Japan’s largest brewers all have begun marketing an 8 percent or 9 percent Chu-Hi product. Among them are Suntory Holdings Co.’s Zero Strong, Asahi Group Holdings Ltd.’s Mogitate — which has shochu mixed with fresh fruit juice — and Sapporo’s Relax, which is flavored with fruit vinegar. The companies also have been marketing pre-mixed cocktail drinks such as whisky-and-soda highballs.
“We’re increasing our variety of offerings within ready-to-drink. These types of products are gaining traction in the market,” said Sapporo Beer President Hideya Takashima in April.
The value of RTD products makes up about 7 percent of the Japanese alcohol market, according to Euromonitor. Brewers still generate a majority of revenue from beer in Japan, though with falling sales they are seeking markets overseas and reaching into areas such as craft beer. The companies’ market performances have been mixed, with Asahi and Kirin shares climbing more than 24 percent over the past 12 months, while Sapporo’s have slumped 14 percent.
Long-term prospects for the value-driven strategy are unclear.
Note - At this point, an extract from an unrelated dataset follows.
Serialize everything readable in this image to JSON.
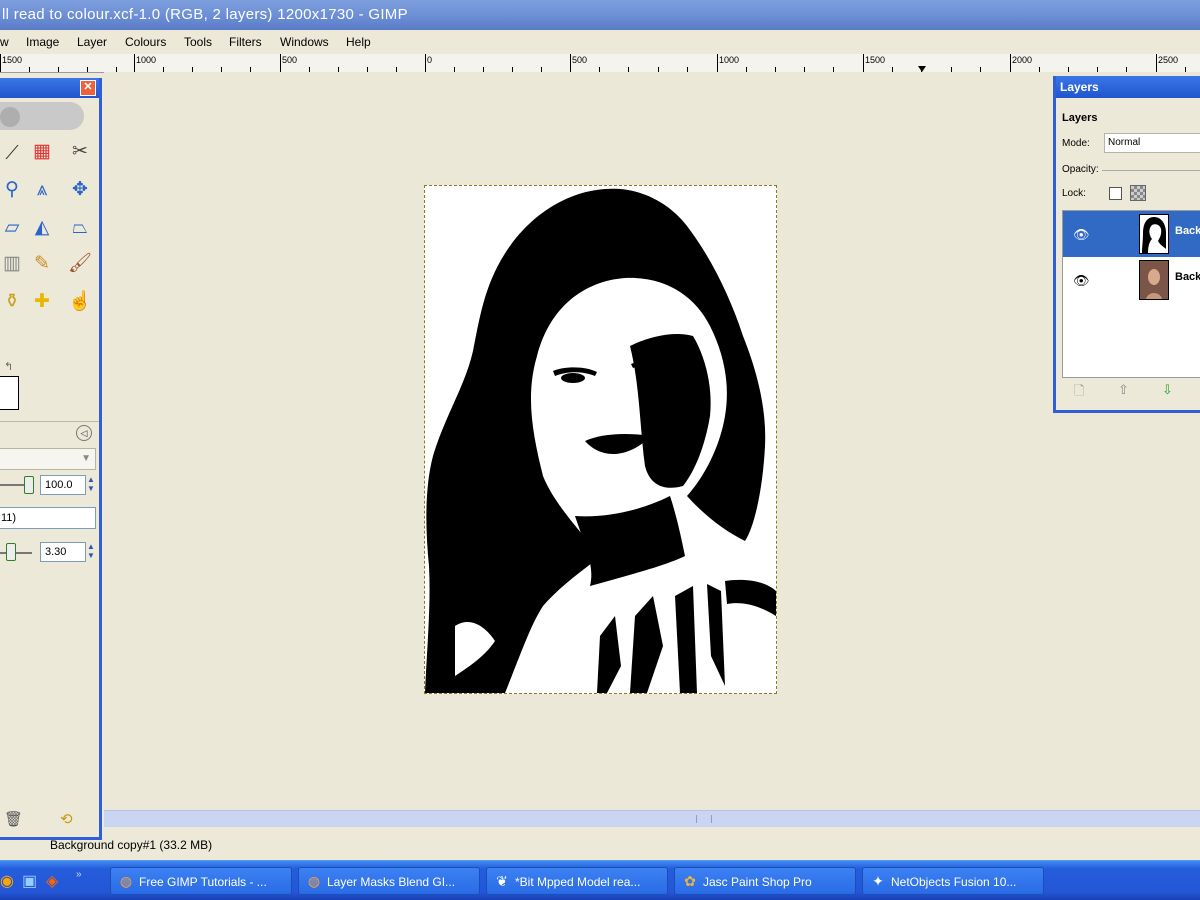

The focus on higher-alcohol content drinks as a way to get drunk less expensively also highlights an issue among Japanese beermakers — they’re not focusing enough on producing premium brews to improve sales and margins, said Bernstein analyst Euan McLeish. “They’ve been very innovative in many ways, but they’re innovating in the wrong way — they need to innovate upwards instead of downwards,” he said.